Appellant Majors appeals from his conviction on three counts. Count 1 charged conspiracy to distribute heroin in violation of 21 U.S.C. § 846. Count 2 charged possession with intent to distribute heroin in violation of 21 U.S.C. § 841(a)(1) and 18 U.S.C. § 2. Count 3 charged distribution of heroin in violation of 21 U.S.C. § 841(a)(1) and 18 U.S.C. § 2. Upon conviction, appellant was sentenced to custody and a special parole term on each count. Each sentence was the same and each was to run concurrently with the others.
Strong circumstantial evidence linking appellant with a heroin transaction through a Mr. Coby to undercover drug enforcement officers and a confidential informant was furnished by the testimony of the drug enforcement officers. Furthermore, Coby, who had previously entered a guilty plea to narcotics charges growing out of the same transaction, testified, giving direct evidence (not hearsay) of appellant's participation in the transaction.

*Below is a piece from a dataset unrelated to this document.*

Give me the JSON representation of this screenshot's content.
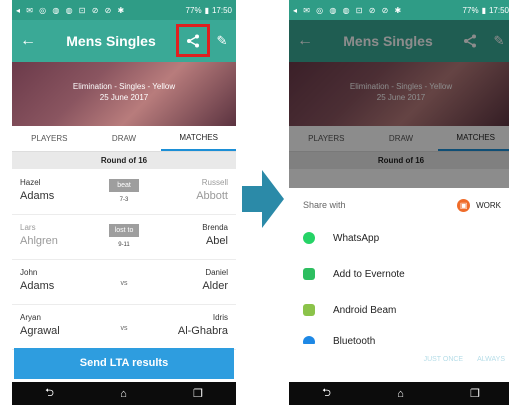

Although Coby was subjected to vigorous and skillful cross-examination designed to discredit his testimony, it never changed and the jury apparently found him to be a credible witness.
Coby's testimony on direct was substantiated by the testimony of his former attorney to the effect that Coby's version of the transaction, given to this attorney shortly after he was arrested, was entirely consistent with the testimony he had given on the witness stand. This testimony was properly admitted. Rule 801(d)(1)(B) Federal Rules of Evidence. It was not tendered nor admitted as the otherwise hearsay declaration of a coconspirator.
We have carefully examined appellant's contentions. While appellant urges that the evidence, leaving out the testimony of Coby, would have been insufficient for conviction, we need not address that contention because the testimony of Coby was taken and was clearly sufficient. In his testimony, Coby described in careful detail the personal participation of Majors in selling the heroin. Evidence of Majors' participation in a conspiracy, though less than that of his possession and distribution, was nevertheless sufficient. Coby, who admitted to having visited appellant's residence on a number of occasions, not socially, testified that on this occasion, when he first addressed appellant, he merely said, "I want to get two ounces," whereupon appellant produced the heroin. We need not address the concurrent sentence doctrine, for we find that the evidence was sufficient for conviction on all three counts.
It was proper for the court to leave it up to the jury, under proper instructions, to evaluate the credibility of Coby and to evaluate the weight of appellant's attempted alibi evidence. While not necessary to a conviction, the testimony of Coby was corroborated by the testimony of the agents.
For the foregoing reasons, the conviction on all three counts is